• About this task: Your answer must be every line of the data that contains "consumption".

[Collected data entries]
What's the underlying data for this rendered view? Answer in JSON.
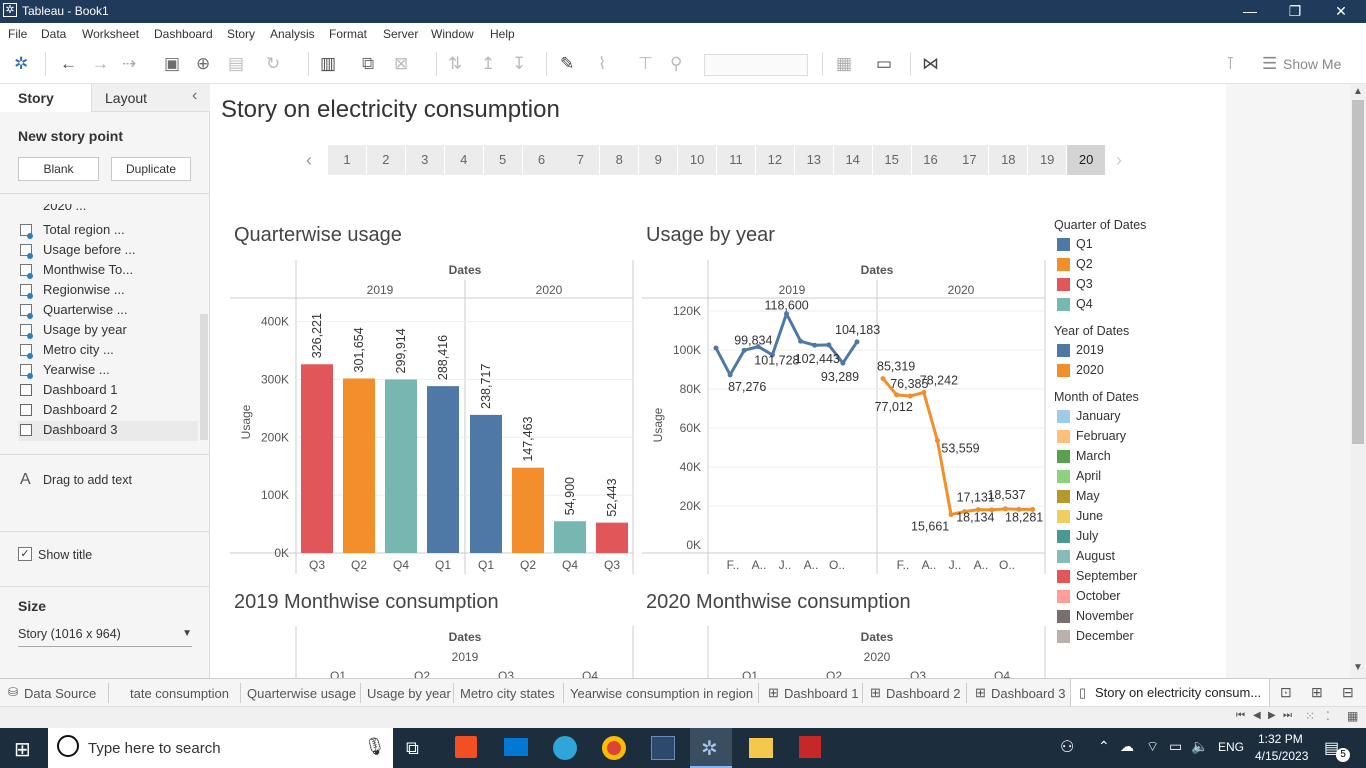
{
  "window": {
    "title": "Tableau - Book1"
  },
  "menu": [
    "File",
    "Data",
    "Worksheet",
    "Dashboard",
    "Story",
    "Analysis",
    "Format",
    "Server",
    "Window",
    "Help"
  ],
  "toolbar": {
    "show_me": "Show Me"
  },
  "left_panel": {
    "story_tab": "Story",
    "layout_tab": "Layout",
    "collapse_icon": "‹",
    "new_story_point": "New story point",
    "blank_button": "Blank",
    "duplicate_button": "Duplicate",
    "sheets": [
      {
        "label": "Total region ...",
        "type": "worksheet"
      },
      {
        "label": "Usage before ...",
        "type": "worksheet"
      },
      {
        "label": "Monthwise To...",
        "type": "worksheet"
      },
      {
        "label": "Regionwise ...",
        "type": "worksheet"
      },
      {
        "label": "Quarterwise ...",
        "type": "worksheet"
      },
      {
        "label": "Usage by year",
        "type": "worksheet"
      },
      {
        "label": "Metro city ...",
        "type": "worksheet"
      },
      {
        "label": "Yearwise ...",
        "type": "worksheet"
      },
      {
        "label": "Dashboard 1",
        "type": "dashboard"
      },
      {
        "label": "Dashboard 2",
        "type": "dashboard"
      },
      {
        "label": "Dashboard 3",
        "type": "dashboard"
      }
    ],
    "sheet_partial": "2020 ...",
    "drag_text": "Drag to add text",
    "show_title": "Show title",
    "size_label": "Size",
    "size_value": "Story (1016 x 964)"
  },
  "story": {
    "title": "Story on electricity consumption",
    "points": [
      "1",
      "2",
      "3",
      "4",
      "5",
      "6",
      "7",
      "8",
      "9",
      "10",
      "11",
      "12",
      "13",
      "14",
      "15",
      "16",
      "17",
      "18",
      "19",
      "20"
    ],
    "active_point": "20"
  },
  "charts": {
    "quarterwise": {
      "title": "Quarterwise usage",
      "dates_header": "Dates",
      "ylabel": "Usage",
      "years": [
        "2019",
        "2020"
      ]
    },
    "byyear": {
      "title": "Usage by year",
      "dates_header": "Dates",
      "ylabel": "Usage",
      "years": [
        "2019",
        "2020"
      ],
      "ticks_2019": [
        "F..",
        "A..",
        "J..",
        "A..",
        "O.."
      ],
      "ticks_2020": [
        "F..",
        "A..",
        "J..",
        "A..",
        "O.."
      ]
    },
    "m2019": {
      "title": "2019 Monthwise consumption",
      "dates_header": "Dates",
      "year": "2019",
      "quarters": [
        "Q1",
        "Q2",
        "Q3",
        "Q4"
      ]
    },
    "m2020": {
      "title": "2020 Monthwise consumption",
      "dates_header": "Dates",
      "year": "2020",
      "quarters": [
        "Q1",
        "Q2",
        "Q3",
        "Q4"
      ]
    }
  },
  "chart_data": [
    {
      "type": "bar",
      "title": "Quarterwise usage",
      "xlabel": "Dates",
      "ylabel": "Usage",
      "ylim": [
        0,
        420000
      ],
      "yticks": [
        "0K",
        "100K",
        "200K",
        "300K",
        "400K"
      ],
      "bars": [
        {
          "year": "2019",
          "quarter": "Q3",
          "value": 326221,
          "label": "326,221",
          "color": "#e15759"
        },
        {
          "year": "2019",
          "quarter": "Q2",
          "value": 301654,
          "label": "301,654",
          "color": "#f28e2b"
        },
        {
          "year": "2019",
          "quarter": "Q4",
          "value": 299914,
          "label": "299,914",
          "color": "#76b7b2"
        },
        {
          "year": "2019",
          "quarter": "Q1",
          "value": 288416,
          "label": "288,416",
          "color": "#4e79a7"
        },
        {
          "year": "2020",
          "quarter": "Q1",
          "value": 238717,
          "label": "238,717",
          "color": "#4e79a7"
        },
        {
          "year": "2020",
          "quarter": "Q2",
          "value": 147463,
          "label": "147,463",
          "color": "#f28e2b"
        },
        {
          "year": "2020",
          "quarter": "Q4",
          "value": 54900,
          "label": "54,900",
          "color": "#76b7b2"
        },
        {
          "year": "2020",
          "quarter": "Q3",
          "value": 52443,
          "label": "52,443",
          "color": "#e15759"
        }
      ]
    },
    {
      "type": "line",
      "title": "Usage by year",
      "xlabel": "Dates",
      "ylabel": "Usage",
      "ylim": [
        0,
        125000
      ],
      "yticks": [
        "0K",
        "20K",
        "40K",
        "60K",
        "80K",
        "100K",
        "120K"
      ],
      "series": [
        {
          "name": "2019",
          "color": "#4e79a7",
          "month_index": [
            1,
            2,
            3,
            4,
            5,
            6,
            7,
            8,
            9,
            10,
            11,
            12
          ],
          "values": [
            101000,
            87276,
            99834,
            101728,
            97500,
            118600,
            102443,
            104183,
            99000,
            93289,
            104183,
            0
          ],
          "points": [
            {
              "m": 1,
              "v": 101000
            },
            {
              "m": 2,
              "v": 87276
            },
            {
              "m": 3,
              "v": 99834
            },
            {
              "m": 4,
              "v": 101728
            },
            {
              "m": 5,
              "v": 97500
            },
            {
              "m": 6,
              "v": 118600
            },
            {
              "m": 7,
              "v": 104500
            },
            {
              "m": 8,
              "v": 102443
            },
            {
              "m": 9,
              "v": 102600
            },
            {
              "m": 10,
              "v": 93289
            },
            {
              "m": 11,
              "v": 104183
            }
          ],
          "labels": [
            {
              "m": 2,
              "text": "87,276"
            },
            {
              "m": 3,
              "text": "99,834"
            },
            {
              "m": 4,
              "text": "101,728"
            },
            {
              "m": 6,
              "text": "118,600"
            },
            {
              "m": 8,
              "text": "102,443"
            },
            {
              "m": 10,
              "text": "93,289"
            },
            {
              "m": 11,
              "text": "104,183"
            }
          ]
        },
        {
          "name": "2020",
          "color": "#f28e2b",
          "points": [
            {
              "m": 1,
              "v": 85319
            },
            {
              "m": 2,
              "v": 77012
            },
            {
              "m": 3,
              "v": 76385
            },
            {
              "m": 4,
              "v": 78242
            },
            {
              "m": 5,
              "v": 53559
            },
            {
              "m": 6,
              "v": 15661
            },
            {
              "m": 7,
              "v": 17131
            },
            {
              "m": 8,
              "v": 18134
            },
            {
              "m": 9,
              "v": 18000
            },
            {
              "m": 10,
              "v": 18537
            },
            {
              "m": 11,
              "v": 18281
            },
            {
              "m": 12,
              "v": 18281
            }
          ],
          "labels": [
            {
              "m": 1,
              "text": "85,319"
            },
            {
              "m": 2,
              "text": "77,012"
            },
            {
              "m": 3,
              "text": "76,385"
            },
            {
              "m": 4,
              "text": "78,242"
            },
            {
              "m": 5,
              "text": "53,559"
            },
            {
              "m": 6,
              "text": "15,661"
            },
            {
              "m": 7,
              "text": "17,131"
            },
            {
              "m": 8,
              "text": "18,134"
            },
            {
              "m": 10,
              "text": "18,537"
            },
            {
              "m": 11,
              "text": "18,281"
            }
          ]
        }
      ]
    }
  ],
  "legend": {
    "quarter_title": "Quarter of Dates",
    "quarters": [
      {
        "label": "Q1",
        "color": "#4e79a7"
      },
      {
        "label": "Q2",
        "color": "#f28e2b"
      },
      {
        "label": "Q3",
        "color": "#e15759"
      },
      {
        "label": "Q4",
        "color": "#76b7b2"
      }
    ],
    "year_title": "Year of Dates",
    "years": [
      {
        "label": "2019",
        "color": "#4e79a7"
      },
      {
        "label": "2020",
        "color": "#f28e2b"
      }
    ],
    "month_title": "Month of Dates",
    "months": [
      {
        "label": "January",
        "color": "#a0cbe8"
      },
      {
        "label": "February",
        "color": "#ffbe7d"
      },
      {
        "label": "March",
        "color": "#59a14f"
      },
      {
        "label": "April",
        "color": "#8cd17d"
      },
      {
        "label": "May",
        "color": "#b6992d"
      },
      {
        "label": "June",
        "color": "#f1ce63"
      },
      {
        "label": "July",
        "color": "#499894"
      },
      {
        "label": "August",
        "color": "#86bcb6"
      },
      {
        "label": "September",
        "color": "#e15759"
      },
      {
        "label": "October",
        "color": "#ff9d9a"
      },
      {
        "label": "November",
        "color": "#79706e"
      },
      {
        "label": "December",
        "color": "#bab0ac"
      }
    ]
  },
  "tabs": [
    "Data Source",
    "tate consumption",
    "Quarterwise usage",
    "Usage by year",
    "Metro city states",
    "Yearwise consumption in region",
    "Dashboard 1",
    "Dashboard 2",
    "Dashboard 3",
    "Story on electricity consum..."
  ],
  "taskbar": {
    "search_placeholder": "Type here to search",
    "time": "1:32 PM",
    "date": "4/15/2023",
    "lang": "ENG",
    "notif": "5"
  }
}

• Result of this exercise:
    "title": "Story on electricity consumption",
      "title": "2019 Monthwise consumption",
      "title": "2020 Monthwise consumption",
    "tate consumption",
    "Yearwise consumption in region",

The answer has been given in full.